Similar economic characteristics – This is part of IFRS 8 Operating segments.
When evaluating whether two segments have similar economic characteristics, the difference between their gross margins should be measured by their percentage difference, as illustrated in the example below.
Long-term average gross margin analysis
Assume that operating segment A and operating segment B have long-term (usually a period of three to five years) average gross margins of 25 percent and 20 percent, respectively. When an entity evaluates whether these two segments have similar economic characteristics, the difference that it evaluates would not be 5 percent (25% – 20% = 5%).
Instead, the difference in gross margins is 25 percent [(25% – 20%) ÷ 20% = 25%], which would not be considered an immaterial difference when evaluating the aggregation criteria.
Differences in current-year margins between operating segments may not preclude aggregation if the segments are expected to have similar long-term average gross margins and other trends in the future.
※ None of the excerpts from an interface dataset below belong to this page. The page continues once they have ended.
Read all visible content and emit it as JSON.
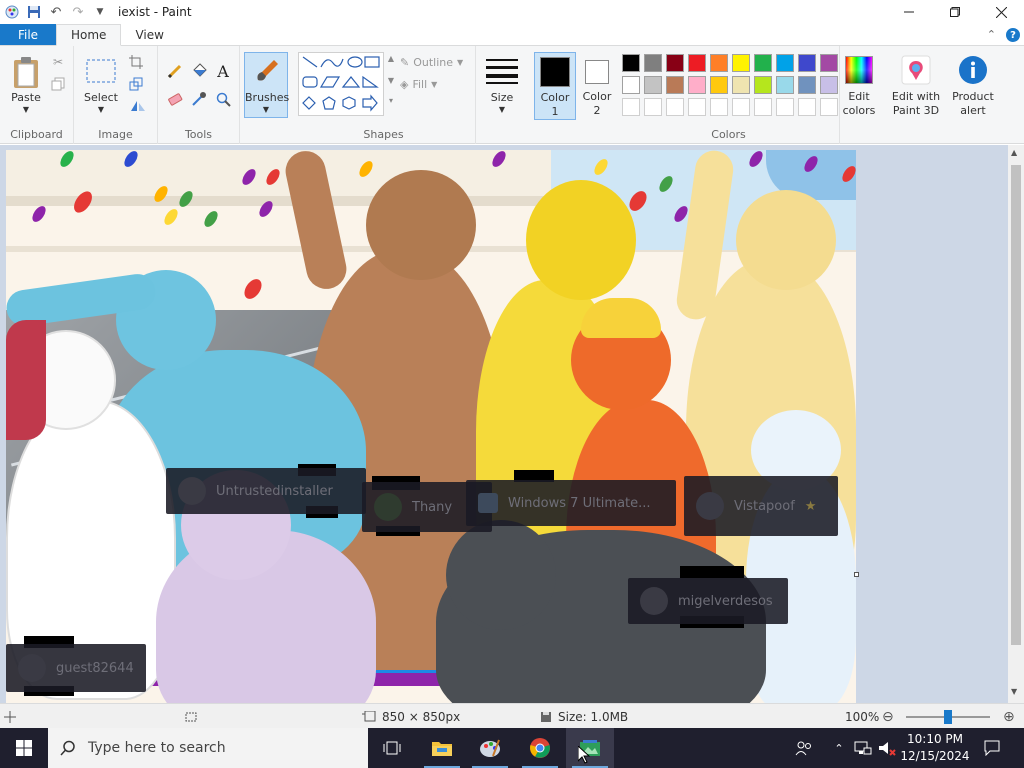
{
  "window": {
    "title": "iexist - Paint"
  },
  "tabs": {
    "file": "File",
    "home": "Home",
    "view": "View"
  },
  "ribbon": {
    "clipboard": {
      "paste": "Paste",
      "group": "Clipboard"
    },
    "image": {
      "select": "Select",
      "group": "Image"
    },
    "tools": {
      "group": "Tools"
    },
    "brushes": {
      "label": "Brushes"
    },
    "shapes": {
      "outline": "Outline",
      "fill": "Fill",
      "group": "Shapes"
    },
    "size": {
      "label": "Size"
    },
    "color1": {
      "label": "Color",
      "num": "1",
      "color": "#000000"
    },
    "color2": {
      "label": "Color",
      "num": "2",
      "color": "#ffffff"
    },
    "colors": {
      "group": "Colors",
      "row1": [
        "#000000",
        "#7f7f7f",
        "#880015",
        "#ed1c24",
        "#ff7f27",
        "#fff200",
        "#22b14c",
        "#00a2e8",
        "#3f48cc",
        "#a349a4"
      ],
      "row2": [
        "#ffffff",
        "#c3c3c3",
        "#b97a57",
        "#ffaec9",
        "#ffc90e",
        "#efe4b0",
        "#b5e61d",
        "#99d9ea",
        "#7092be",
        "#c8bfe7"
      ]
    },
    "edit_colors": {
      "line1": "Edit",
      "line2": "colors"
    },
    "paint3d": {
      "line1": "Edit with",
      "line2": "Paint 3D"
    },
    "product_alert": {
      "line1": "Product",
      "line2": "alert"
    }
  },
  "overlays": {
    "u1": "Untrustedinstaller",
    "u2": "Thany",
    "u3": "Windows 7 Ultimate...",
    "u4": "Vistapoof",
    "u5": "migelverdesos",
    "u6": "guest82644"
  },
  "status": {
    "dimensions": "850 × 850px",
    "size": "Size: 1.0MB",
    "zoom": "100%"
  },
  "taskbar": {
    "search_placeholder": "Type here to search",
    "time": "10:10 PM",
    "date": "12/15/2024"
  }
}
However, it is more difficult to demonstrate that operating segments are expected to have similar long-term average gross margins when the gross margins have not been historically similar. Similar economic characteristics
Likewise, two operating segments that have similar gross margins in the current year, but are expected to have dissimilar gross margins in the future, should not be aggregated.
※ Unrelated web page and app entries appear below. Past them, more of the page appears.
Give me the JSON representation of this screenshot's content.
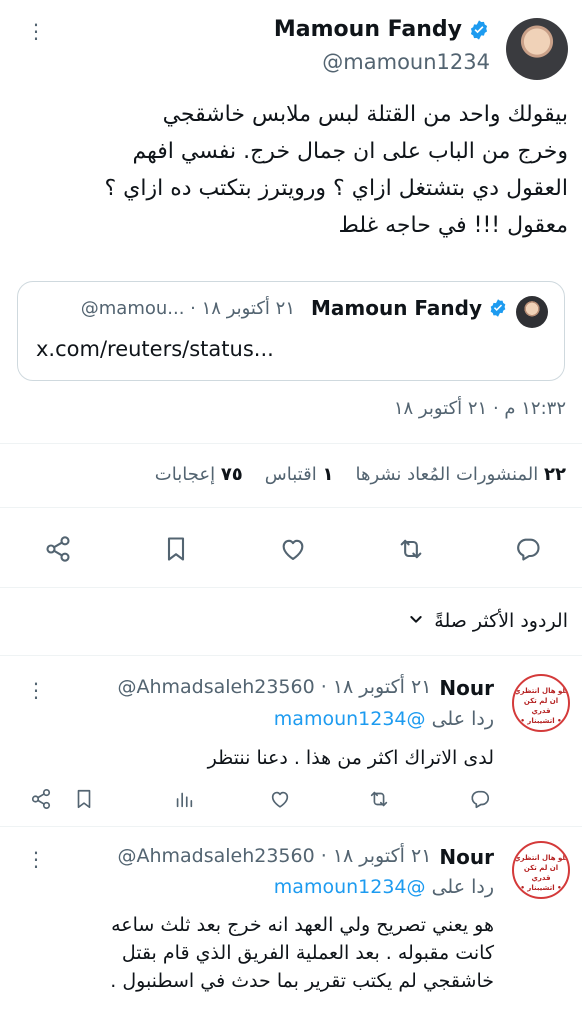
{
  "tweet": {
    "author_name": "Mamoun Fandy",
    "author_handle": "@mamoun1234",
    "text_lines": [
      "بيقولك واحد من القتلة لبس ملابس خاشقجي",
      "وخرج من الباب على ان جمال خرج. نفسي افهم",
      "العقول دي بتشتغل ازاي ؟ ورويترز بتكتب ده ازاي ؟",
      "معقول !!! في حاجه غلط"
    ],
    "quoted": {
      "author_name": "Mamoun Fandy",
      "meta": "@mamou... · ٢١ أكتوبر ١٨",
      "link_text": "x.com/reuters/status..."
    },
    "timestamp": "١٢:٣٢ م · ٢١ أكتوبر ١٨",
    "stats": {
      "reposts_count": "٢٢",
      "reposts_label": "المنشورات المُعاد نشرها",
      "quotes_count": "١",
      "quotes_label": "اقتباس",
      "likes_count": "٧٥",
      "likes_label": "إعجابات"
    },
    "icons": [
      "reply-icon",
      "repost-icon",
      "like-icon",
      "bookmark-icon",
      "share-icon"
    ]
  },
  "replies_sort": {
    "label": "الردود الأكثر صلةً"
  },
  "replies": [
    {
      "name": "Nour",
      "handle_date": "@Ahmadsaleh23560 · ٢١ أكتوبر ١٨",
      "replying_to_prefix": "ردا على",
      "replying_to_handle": "@mamoun1234",
      "text_lines": [
        "لدى الاتراك اكثر من هذا . دعنا ننتظر"
      ],
      "avatar_text": [
        "بلو هال انتظري",
        "ان لم تكن قدري",
        "• اتشيبنار •"
      ]
    },
    {
      "name": "Nour",
      "handle_date": "@Ahmadsaleh23560 · ٢١ أكتوبر ١٨",
      "replying_to_prefix": "ردا على",
      "replying_to_handle": "@mamoun1234",
      "text_lines": [
        "هو يعني تصريح ولي العهد انه خرج بعد ثلث ساعه",
        "كانت مقبوله . بعد العملية الفريق الذي قام بقتل",
        "خاشقجي لم يكتب تقرير بما حدث في اسطنبول ."
      ],
      "avatar_text": [
        "بلو هال انتظري",
        "ان لم تكن قدري",
        "• اتشيبنار •"
      ]
    }
  ]
}
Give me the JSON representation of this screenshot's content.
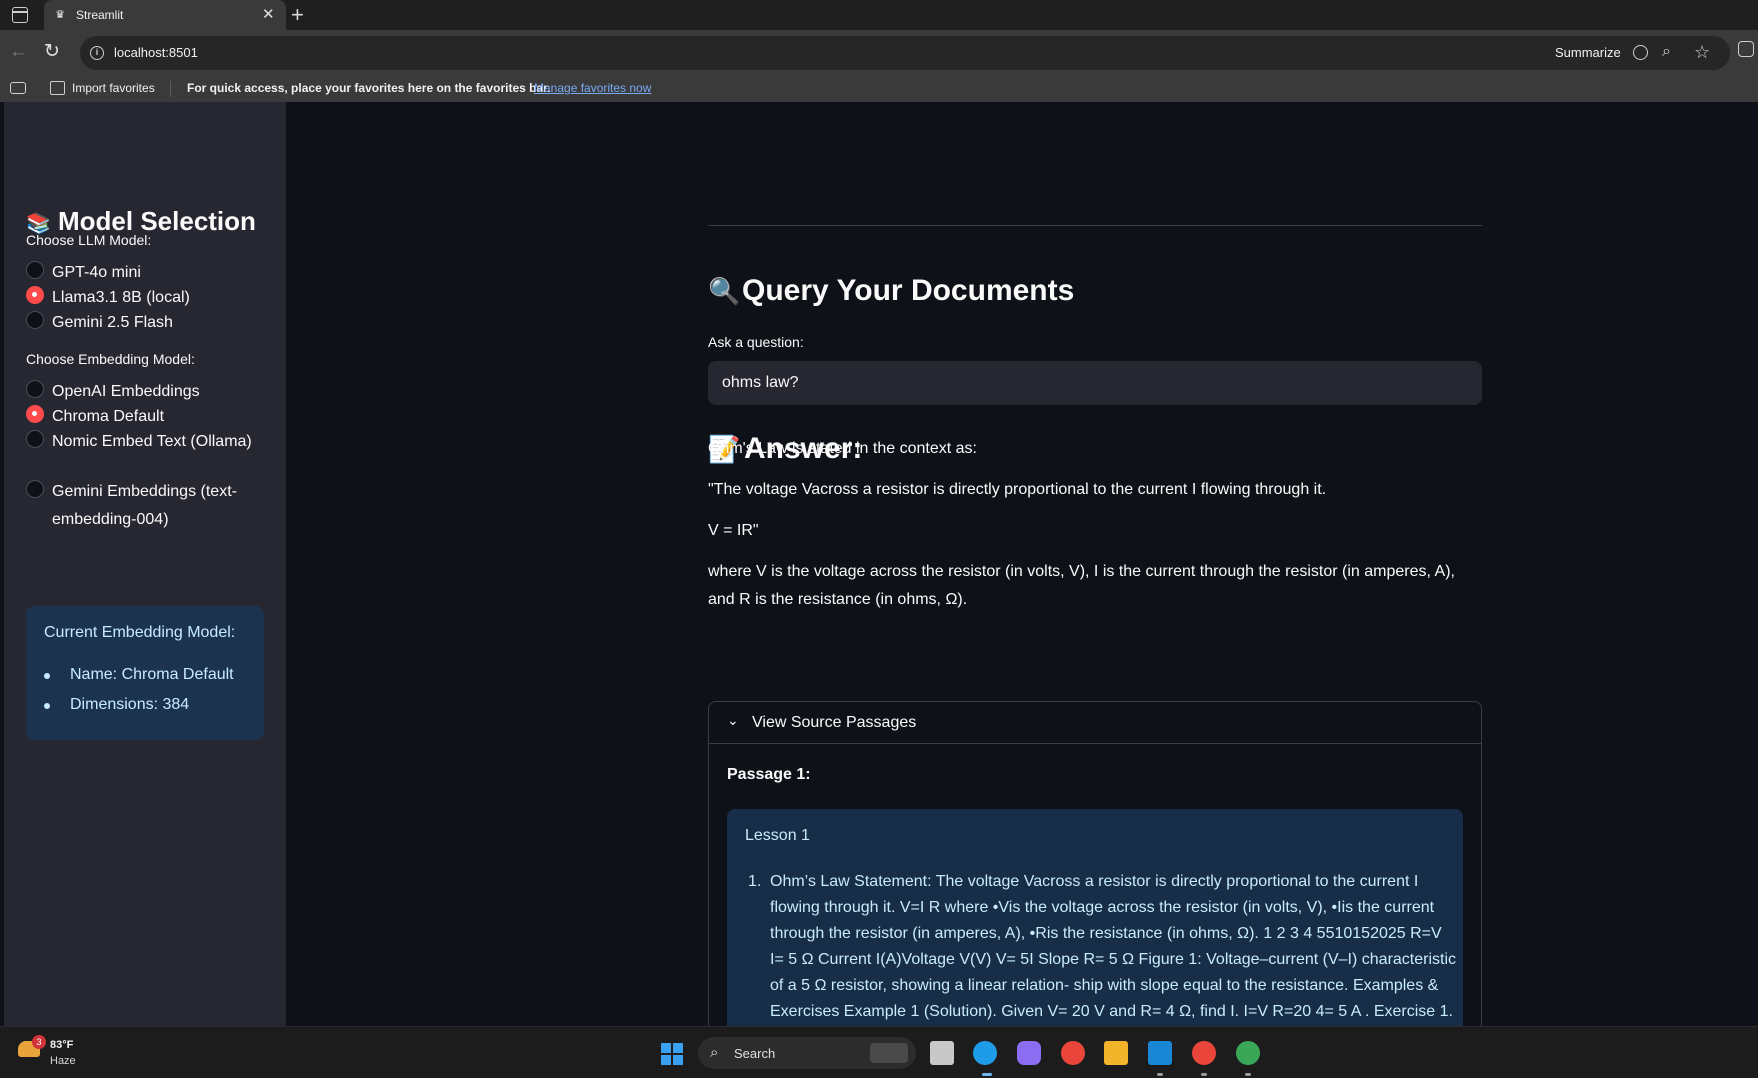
{
  "browser": {
    "tab_title": "Streamlit",
    "url": "localhost:8501",
    "summarize_label": "Summarize",
    "favbar": {
      "import_label": "Import favorites",
      "message": "For quick access, place your favorites here on the favorites bar.",
      "manage_link": "Manage favorites now"
    }
  },
  "sidebar": {
    "title": "Model Selection",
    "llm_label": "Choose LLM Model:",
    "llm_options": [
      {
        "label": "GPT-4o mini",
        "selected": false
      },
      {
        "label": "Llama3.1 8B (local)",
        "selected": true
      },
      {
        "label": "Gemini 2.5 Flash",
        "selected": false
      }
    ],
    "embedding_label": "Choose Embedding Model:",
    "embedding_options": [
      {
        "label": "OpenAI Embeddings",
        "selected": false
      },
      {
        "label": "Chroma Default",
        "selected": true
      },
      {
        "label": "Nomic Embed Text (Ollama)",
        "selected": false
      },
      {
        "label": "Gemini Embeddings (text-embedding-004)",
        "selected": false
      }
    ],
    "info_box": {
      "title": "Current Embedding Model:",
      "name": "Name: Chroma Default",
      "dimensions": "Dimensions: 384"
    }
  },
  "main": {
    "query_heading": "Query Your Documents",
    "ask_label": "Ask a question:",
    "query_value": "ohms law?",
    "answer_heading": "Answer:",
    "answer_paragraphs": [
      "Ohm's Law is stated in the context as:",
      "\"The voltage Vacross a resistor is directly proportional to the current I flowing through it.",
      "V = IR\"",
      "where V is the voltage across the resistor (in volts, V), I is the current through the resistor (in amperes, A), and R is the resistance (in ohms, Ω)."
    ],
    "expander": {
      "title": "View Source Passages",
      "passage_label": "Passage 1:",
      "lesson": "Lesson 1",
      "item_number": "1.",
      "item_text": "Ohm’s Law Statement: The voltage Vacross a resistor is directly proportional to the current I flowing through it. V=I R where •Vis the voltage across the resistor (in volts, V), •Iis the current through the resistor (in amperes, A), •Ris the resistance (in ohms, Ω). 1 2 3 4 5510152025 R=V I= 5 Ω Current I(A)Voltage V(V) V= 5I Slope R= 5 Ω Figure 1: Voltage–current (V–I) characteristic of a 5 Ω resistor, showing a linear relation- ship with slope equal to the resistance. Examples & Exercises Example 1 (Solution). Given V= 20 V and R= 4 Ω, find I. I=V R=20 4= 5 A . Exercise 1."
    }
  },
  "taskbar": {
    "weather_badge": "3",
    "weather_temp": "83°F",
    "weather_cond": "Haze",
    "search_label": "Search"
  },
  "colors": {
    "accent": "#ff4b4b",
    "sidebar_bg": "#262730",
    "main_bg": "#0e1117",
    "info_bg": "#1c3350",
    "info_text": "#c7ebff"
  }
}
Gross margin is used because it is less likely to be impacted by allocations. However, factors to consider in evaluating the economic similarities of operating segments will vary by entity and by industry. Prioritizing certain economic characteristics is a matter of judgment for management that will depend on the particular facts and circumstances of each situation. With that in mind, when determining economic similarities between operating segments, management may consider evaluating historical and long-term trends in the following items:
- Revenue Similar economic characteristics
- Cash flows Similar economic characteristics
- Gross profit Similar economic characteristics
- Segment profit or loss
- Costs of goods sold
- Major cost components
- Net income or loss
If management cannot reliably estimate far into the future, it may be inappropriate to assert that operating metrics that are not aligned will converge over an unreasonably long period of time. Any analysis of long-term economic similarities between operating segments being evaluated for aggregation should be consistent with historical results and with assumptions used for other accounting considerations, such as intangible asset impairment or realization of net deferred tax assets.
From research it shows that a large number of companies disclose only one segment!
A common argument found for reporting only one segment is that the operations are monitored at group level. The generic arguments keep coming back, with slight variations. An example that is recurring, with more or less the same content, is:
‘The company has to identify the level at which the company’s most senior executive decision-maker makes regular reviews of sales and operating income. These levels are defined as segments. The company’s most senior executive decision-maker is the company’s CEO. The regular internal reporting of income to the CEO, which fulfils the criteria to constitute a segment, is done for the Group as a whole, and we therefore report the total Group as the company’s only segment.’
The quote above is collected from a company that operates in 14 countries, promoting at least two different sets of products. The question that might come to one’s mind is ‘Shouldn’t this company monitor and evaluate their operations in more detail than at group level?’.
Another interesting argument for disclosing only one segment is:
‘The Company’s top executive decision-makers govern and manage the operations based on legal corporations. The number of legal corporations within the Company is about 60, and so, according to the IFRS 8 standard, the Group has that number of segments. Because the presentation of 60 segments would entail excessively detailed information, the standard proposes aggregating these at a suitable level if there are similar economic characteristics and the segments resemble one another. We cannot see how such an aggregation, into no more than ten segments, could be done so that the information was comprehensible. Thus the Company has chosen to aggregate all segments into a main segment.’
In this case the rationale for displaying only one segment is that each operating segment is so different in character that aggregation is not possible. The CODM in this entity was not clearly identified, which might be a factor for not monitoring the operations on a more aggregated level. The argument is hardly acceptable in that surely some detail must be better than no detail at all.